- 14 to 16 ounces medium or medium-firm tofu
- 1 generous teaspoon Sichuan peppercorn
- 3 tablespoons canola oil
- 6 ounces ground beef or pork, fattier kind preferred, roughly chopped to loosen
- 1 teaspoon minced fresh ginger
- 1/2 teaspoon dried chile flakes, optional
- 1 tablespoon fermented black beans, optional
- 2 1/2 to 3 tablespoons chile bean sauce, Pixian kind preferred
- 1 generous teaspoon sugar
- 2 teaspoons light (regular) soy sauce
- 2 large green onions, white and green parts, cut on the diagonal into pieces about 11/2 inches long
- 1 1/2 tablespoons cornstarch dissolved in 3 tablespoons water
- Cut the tofu into 1/2-inch cubes and put into a bowl. Bring a kettle of water to a rolling boil. Turn off the heat and when the boiling subsides, pour water over the tofu to cover. Set aside for 15 minutes.
- Meanwhile, measure out 1 1/3 cups of water (the stuff you just boiled is fine) and set aside near the stove. You’ll be using it later for the sauce.
- In a large wok or skillet, toast the peppercorn over medium heat for 2 to 3 minutes, until richly fragrant and slightly darkened; you may see a wisp of smoke. Let it cool briefly, then pound with a mortar and pestle or grind in a spice grinder. Set aside.
- Drain the tofu in a strainer or colander and put it near the stove. As with all stir-fries, assemble your ingredients next to the stove.
- Heat the oil in the wok or skillet over high heat. Add the beef, stirring and mashing into small pieces until crumbly and cooked through, about 2 minutes. Add the ginger, chile flakes, fermented black beans, and chile sauce. Cook for about 2 minutes, stirring constantly, until the beef is a rich reddish-brown color and the chile sauce has turned the oil slightly red. Add the sugar and soy sauce, stir to combine, then add the tofu. Gently stir or give the wok a shake to combine without breaking up the tofu much.
- Pour in the 1 1/3 cups water you set aside earlier. Bring to a vigorous simmer, and cook for about 3 minutes to allow the tofu to absorb the flavors of the sauce.
- Taste the sauce and add a pinch of salt or sugar, if needed. Add the green onion and stir to combine. Give the cornstarch one last stir, then pour enough into the wok to thicken the sauce. You may not need to use it all. In Sichuan, the sauce is more soupy than gravylike. Sprinkle in the ground peppercorn, give the mixture one last stir to incorporate, then transfer to a shallow bowl. Serve immediately with lots of hot rice.
Other links you may like:
- My recent post Staple Meal: Stir-Fry.
- Use tofu to make a vegetarian Pad Thai, a popular Thai noodle dish.
- Iron Chef Morimoto’s restaurants in Philadelphia, NYC, and Napa.

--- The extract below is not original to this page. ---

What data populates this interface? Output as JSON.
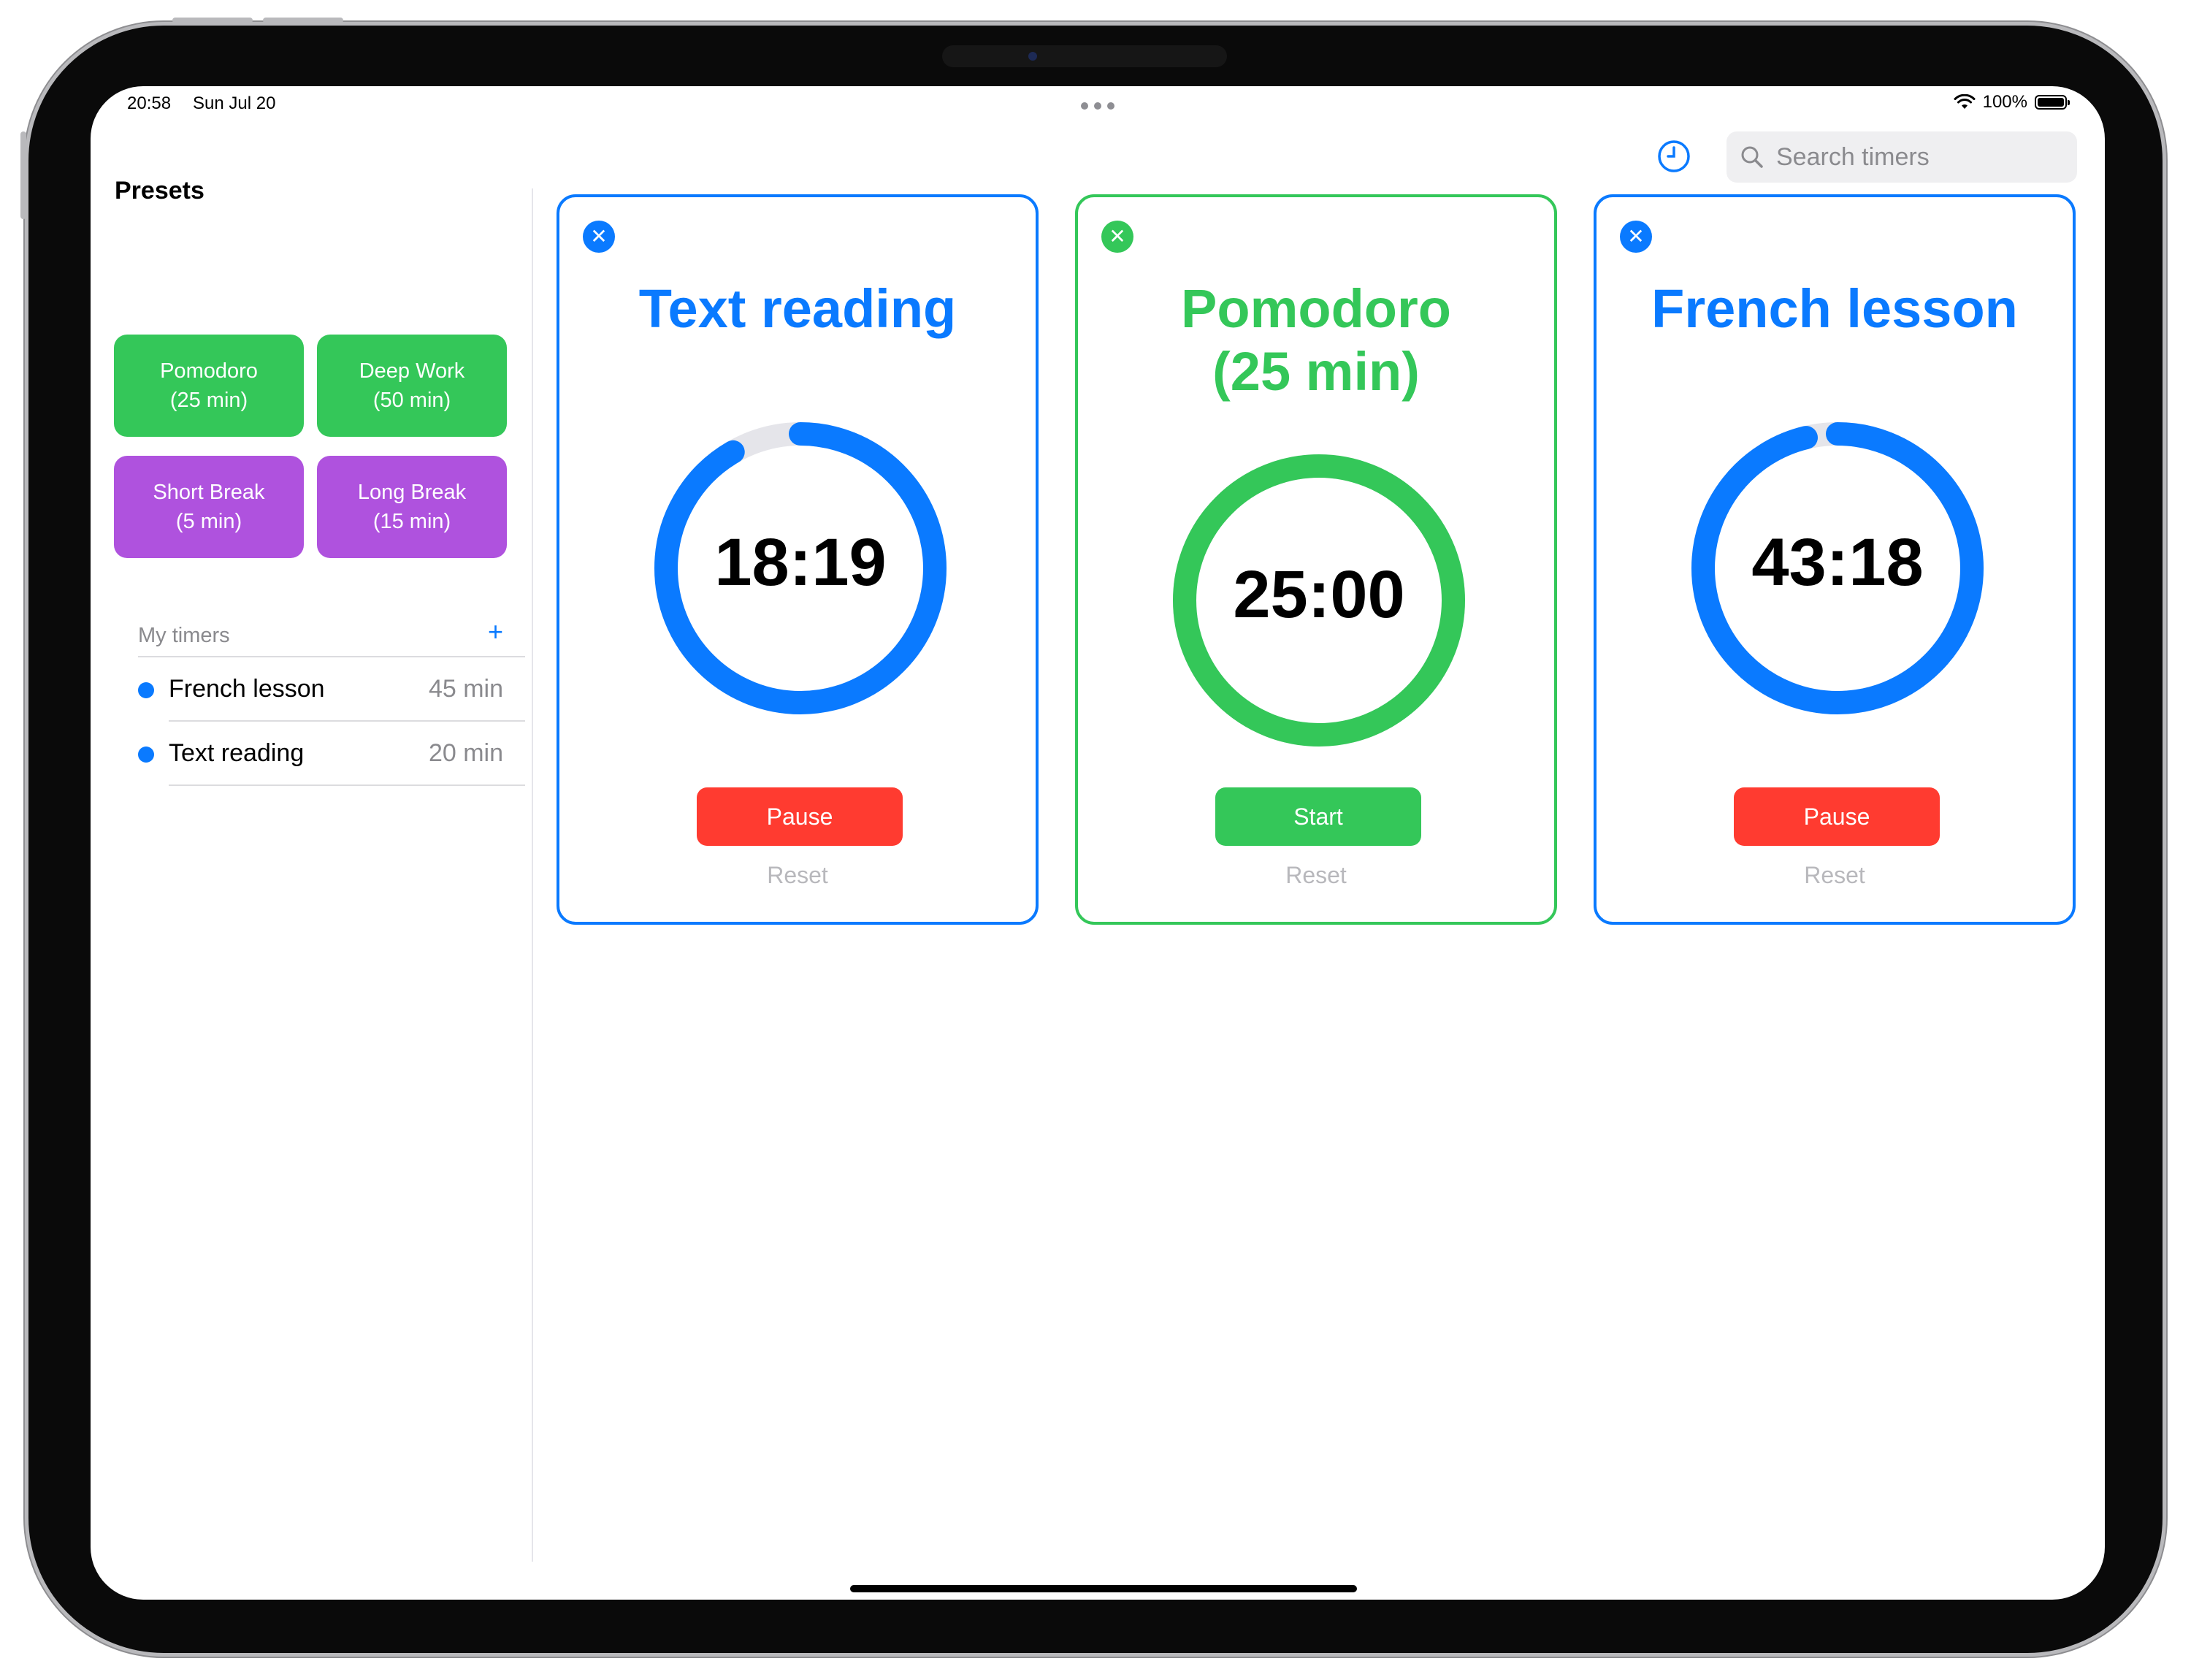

- The Tofu Project connects leading entrepreneurs, innovators, and business leaders from Japan and the United States through curated events designed to bring Japanese creativity to a global scale.
- Andrea’s other books: Into the Vietnamese Kitchen: Treasured Foodways, Modern Flavors and Asian Dumplings: Mastering Gyoza, Spring Rolls, Samosas, and More.
© 2012 Michael Ruhlman. Photo © 2012 Donna Turner-Ruhlman. All rights reserved.